# Optimization of square matrix multiplied with another matrix to have the final result a unitary matrix

I have a square matrix $$D$$ whose size is $$m \times m$$ multiplied with another $$m \times m$$ square matrix $$C$$, I need to optimize the matrix $$C$$ to have a unitary matrix $$DC$$. I mean optimize the matrix $$C$$ such as $$DC$$ is a unitary matrix.

In my opinion, that can be formulated as below:

\begin{align} \min_C \|DC - Y\|^2_F&& \text{s.t.}&&(DC)(DC)^H = I_m \end{align}

where $$\|\cdot\|_F$$ is the Frobenius norm operator and $$Y$$ is any unitary matrix.

So, I don't know if we can deal with the above equality as a variant of the Procrustes problem or that's not possible. Is it possible to optimize that above equation based on $$C$$ following my way ? or is there another way we can set the matrix $$C$$ to have $$(DC)(DC)^H = I_m$$ ?

NB: All the matrices are real and $$det(D) = 0$$.

• If $det(D) \ne 0$ D is invertible and you can just use $C = D^{-1}$. Than you have $D \cdot C = I$ and $I$ sure is unitary. Jun 5, 2021 at 15:20
• @Hilmar What's about if $det(D) = 0$ ? Jun 5, 2021 at 15:26
• Then your problem isn't solvable: If $det(D) = 0$ then $det(D\cdot C) = 0$. That means the product can't be unitary regardless of C. I'll turn this into an answer, since I think that's all there is to it Jun 5, 2021 at 16:33
• Hey Fatima, I think Hilmar's answer is factually correctly answering your question as stated, but I'm not sure it's what you meant. Is it possible $\text{mean}_C$ is supposed to mean $\min\limits_C$? Jun 5, 2021 at 19:11
• and when you say "$Y$ is any unitary matrix", does it mean you can freely choose $Y$ as long as it's unitary, or is $Y$ externally given? Jun 5, 2021 at 19:19

Could it be that you are indeed looking for the closest orthogonal matrix $$Y$$? Then, there is a solution which involves computing the square root of $$D^TD$$ . If $$E=(D^TD)^{1/2}$$ were invertible, the solution would be its inverse. Yet, it is not invertible here. Then, there is a trick. If I remember well, you have to perform an eigenvalue/eigenvector decomposition of $$E$$, replace the null eigenvalues by $$1$$, you then get a novel matrix $$E^*$$ which is invertible, and its inverse is the (unique) solution.

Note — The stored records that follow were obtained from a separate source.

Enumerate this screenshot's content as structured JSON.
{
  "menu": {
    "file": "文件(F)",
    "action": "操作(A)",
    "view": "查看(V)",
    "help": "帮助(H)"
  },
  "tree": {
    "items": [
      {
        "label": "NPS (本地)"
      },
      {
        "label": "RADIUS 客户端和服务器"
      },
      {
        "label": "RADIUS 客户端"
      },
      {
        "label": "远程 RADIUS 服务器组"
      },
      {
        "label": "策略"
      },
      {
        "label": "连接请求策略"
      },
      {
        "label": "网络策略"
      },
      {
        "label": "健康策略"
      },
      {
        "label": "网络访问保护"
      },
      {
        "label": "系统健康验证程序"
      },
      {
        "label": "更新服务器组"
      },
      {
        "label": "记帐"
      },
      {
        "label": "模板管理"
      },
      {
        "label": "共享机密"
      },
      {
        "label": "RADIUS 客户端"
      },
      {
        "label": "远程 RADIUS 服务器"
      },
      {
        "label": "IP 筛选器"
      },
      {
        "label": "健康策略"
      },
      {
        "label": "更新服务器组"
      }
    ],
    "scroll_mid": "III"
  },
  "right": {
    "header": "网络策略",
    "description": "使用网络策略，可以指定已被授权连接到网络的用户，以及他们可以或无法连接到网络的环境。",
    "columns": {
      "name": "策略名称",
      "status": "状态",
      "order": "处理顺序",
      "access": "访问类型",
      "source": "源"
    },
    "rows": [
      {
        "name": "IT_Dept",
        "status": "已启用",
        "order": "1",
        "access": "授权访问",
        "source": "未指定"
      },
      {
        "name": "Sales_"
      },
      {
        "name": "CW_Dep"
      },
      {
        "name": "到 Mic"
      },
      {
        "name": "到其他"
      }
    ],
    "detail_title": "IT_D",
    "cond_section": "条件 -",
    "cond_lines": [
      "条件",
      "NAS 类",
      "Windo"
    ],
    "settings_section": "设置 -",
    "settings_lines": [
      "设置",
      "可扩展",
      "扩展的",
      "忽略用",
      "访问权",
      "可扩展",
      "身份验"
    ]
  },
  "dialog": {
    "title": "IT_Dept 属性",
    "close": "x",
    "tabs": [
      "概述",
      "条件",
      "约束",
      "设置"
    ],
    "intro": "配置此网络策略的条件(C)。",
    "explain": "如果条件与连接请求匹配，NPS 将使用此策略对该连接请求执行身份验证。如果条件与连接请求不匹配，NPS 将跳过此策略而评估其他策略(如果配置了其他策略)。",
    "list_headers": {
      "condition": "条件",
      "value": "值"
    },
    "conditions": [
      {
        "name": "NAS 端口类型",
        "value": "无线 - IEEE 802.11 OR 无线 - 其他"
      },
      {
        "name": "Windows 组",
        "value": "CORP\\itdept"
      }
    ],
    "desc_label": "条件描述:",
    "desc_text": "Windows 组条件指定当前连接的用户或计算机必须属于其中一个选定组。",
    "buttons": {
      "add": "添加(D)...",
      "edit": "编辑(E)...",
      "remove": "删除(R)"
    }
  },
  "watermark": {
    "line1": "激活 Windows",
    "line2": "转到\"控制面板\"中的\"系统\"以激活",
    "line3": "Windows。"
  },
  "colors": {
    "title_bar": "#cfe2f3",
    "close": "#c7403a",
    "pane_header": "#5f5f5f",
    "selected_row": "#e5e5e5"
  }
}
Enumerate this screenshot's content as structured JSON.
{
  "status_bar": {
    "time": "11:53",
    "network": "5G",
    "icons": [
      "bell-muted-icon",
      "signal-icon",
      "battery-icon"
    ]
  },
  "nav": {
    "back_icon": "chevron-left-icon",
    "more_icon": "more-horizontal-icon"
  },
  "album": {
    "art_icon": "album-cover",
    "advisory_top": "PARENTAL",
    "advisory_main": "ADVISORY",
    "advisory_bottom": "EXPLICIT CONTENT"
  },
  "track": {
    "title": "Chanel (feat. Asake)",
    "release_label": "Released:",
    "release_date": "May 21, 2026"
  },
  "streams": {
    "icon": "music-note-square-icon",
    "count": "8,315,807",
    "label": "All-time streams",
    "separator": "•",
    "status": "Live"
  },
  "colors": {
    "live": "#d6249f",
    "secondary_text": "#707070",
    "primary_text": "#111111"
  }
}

If what I wrote is correct enough, I might come back with details. Meanwhile, you can look at:

• Yes Exactly, I am looking for the closest unitary matrix $Y$. The matrix $E$ in my case is not invertible. Could you please explain how to solve that matrix $E$? ... Thanks again Jun 6, 2021 at 4:35
• Yes, please let me some time. Did you check the two links, did you understand the basic steps? Jun 6, 2021 at 5:46
• I am reading it, but I couldn't get its exact idea. I try to implement when I understand from it in Matlab but something wrong is happening. Please, your explanation will be really appreciated. Jun 6, 2021 at 8:05
• Second, based on my understanding, $E$ might be complex matrix. However all other matrices are real. I don't know if it can be set to real or no. Anyway, awaiting for you explanation, thanks again. Jun 6, 2021 at 12:02
• Sure, as long as it is clear that we do this on our free time Jun 10, 2021 at 22:04

If D is not singular, i.e. $$\operatorname*{det}(D) \ne 0$$ than simply $$C = D^{-1}$$ will do the trick, since $$D \cdot C = I$$, which is obviously unitary.

If D is singular, i.e. $$\operatorname*{det}(D) = 0$$ than the product is also singular, i.e. $$\operatorname*{det}(D \cdot C)=0$$ which means the product cannot be unitary for all possible matrices $$C$$.